(DATA IN THIS EXERCISE):
■ ■ ■ ■ ■

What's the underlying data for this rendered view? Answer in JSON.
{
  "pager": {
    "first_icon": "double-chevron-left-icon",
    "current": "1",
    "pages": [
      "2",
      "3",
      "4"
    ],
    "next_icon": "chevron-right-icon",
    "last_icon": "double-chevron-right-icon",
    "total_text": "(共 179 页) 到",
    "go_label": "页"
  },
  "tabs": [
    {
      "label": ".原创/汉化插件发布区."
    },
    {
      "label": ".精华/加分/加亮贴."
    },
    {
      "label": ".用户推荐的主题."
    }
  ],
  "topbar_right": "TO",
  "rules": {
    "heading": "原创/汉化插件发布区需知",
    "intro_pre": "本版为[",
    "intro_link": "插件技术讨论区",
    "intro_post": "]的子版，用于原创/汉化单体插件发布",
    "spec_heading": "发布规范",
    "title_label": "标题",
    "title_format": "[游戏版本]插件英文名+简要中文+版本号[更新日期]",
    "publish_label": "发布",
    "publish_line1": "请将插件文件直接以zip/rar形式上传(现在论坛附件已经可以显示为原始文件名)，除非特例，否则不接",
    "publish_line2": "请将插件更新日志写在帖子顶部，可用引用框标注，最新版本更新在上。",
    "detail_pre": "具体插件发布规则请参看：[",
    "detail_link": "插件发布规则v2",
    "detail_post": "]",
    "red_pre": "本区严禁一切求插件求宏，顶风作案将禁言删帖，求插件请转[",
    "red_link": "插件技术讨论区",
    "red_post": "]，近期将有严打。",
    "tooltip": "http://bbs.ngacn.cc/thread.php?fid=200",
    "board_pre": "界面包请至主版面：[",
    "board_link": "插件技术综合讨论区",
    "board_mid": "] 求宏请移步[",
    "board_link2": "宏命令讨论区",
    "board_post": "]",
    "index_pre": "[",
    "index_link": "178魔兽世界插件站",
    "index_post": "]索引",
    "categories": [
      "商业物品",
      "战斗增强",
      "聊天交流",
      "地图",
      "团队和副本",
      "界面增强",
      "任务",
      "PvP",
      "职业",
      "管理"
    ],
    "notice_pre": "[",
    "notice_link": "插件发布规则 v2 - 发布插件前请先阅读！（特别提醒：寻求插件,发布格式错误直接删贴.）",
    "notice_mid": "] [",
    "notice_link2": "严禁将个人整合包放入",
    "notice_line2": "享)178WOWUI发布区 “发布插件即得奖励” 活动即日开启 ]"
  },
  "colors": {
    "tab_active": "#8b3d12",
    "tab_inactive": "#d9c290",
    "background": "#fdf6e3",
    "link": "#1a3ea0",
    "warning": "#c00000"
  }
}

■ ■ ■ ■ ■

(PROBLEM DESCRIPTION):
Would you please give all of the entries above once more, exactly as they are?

(THE ANSWER):
What's the underlying data for this rendered view? Answer in JSON.
{
  "pager": {
    "first_icon": "double-chevron-left-icon",
    "current": "1",
    "pages": [
      "2",
      "3",
      "4"
    ],
    "next_icon": "chevron-right-icon",
    "last_icon": "double-chevron-right-icon",
    "total_text": "(共 179 页) 到",
    "go_label": "页"
  },
  "tabs": [
    {
      "label": ".原创/汉化插件发布区."
    },
    {
      "label": ".精华/加分/加亮贴."
    },
    {
      "label": ".用户推荐的主题."
    }
  ],
  "topbar_right": "TO",
  "rules": {
    "heading": "原创/汉化插件发布区需知",
    "intro_pre": "本版为[",
    "intro_link": "插件技术讨论区",
    "intro_post": "]的子版，用于原创/汉化单体插件发布",
    "spec_heading": "发布规范",
    "title_label": "标题",
    "title_format": "[游戏版本]插件英文名+简要中文+版本号[更新日期]",
    "publish_label": "发布",
    "publish_line1": "请将插件文件直接以zip/rar形式上传(现在论坛附件已经可以显示为原始文件名)，除非特例，否则不接",
    "publish_line2": "请将插件更新日志写在帖子顶部，可用引用框标注，最新版本更新在上。",
    "detail_pre": "具体插件发布规则请参看：[",
    "detail_link": "插件发布规则v2",
    "detail_post": "]",
    "red_pre": "本区严禁一切求插件求宏，顶风作案将禁言删帖，求插件请转[",
    "red_link": "插件技术讨论区",
    "red_post": "]，近期将有严打。",
    "tooltip": "http://bbs.ngacn.cc/thread.php?fid=200",
    "board_pre": "界面包请至主版面：[",
    "board_link": "插件技术综合讨论区",
    "board_mid": "] 求宏请移步[",
    "board_link2": "宏命令讨论区",
    "board_post": "]",
    "index_pre": "[",
    "index_link": "178魔兽世界插件站",
    "index_post": "]索引",
    "categories": [
      "商业物品",
      "战斗增强",
      "聊天交流",
      "地图",
      "团队和副本",
      "界面增强",
      "任务",
      "PvP",
      "职业",
      "管理"
    ],
    "notice_pre": "[",
    "notice_link": "插件发布规则 v2 - 发布插件前请先阅读！（特别提醒：寻求插件,发布格式错误直接删贴.）",
    "notice_mid": "] [",
    "notice_link2": "严禁将个人整合包放入",
    "notice_line2": "享)178WOWUI发布区 “发布插件即得奖励” 活动即日开启 ]"
  },
  "colors": {
    "tab_active": "#8b3d12",
    "tab_inactive": "#d9c290",
    "background": "#fdf6e3",
    "link": "#1a3ea0",
    "warning": "#c00000"
  }
}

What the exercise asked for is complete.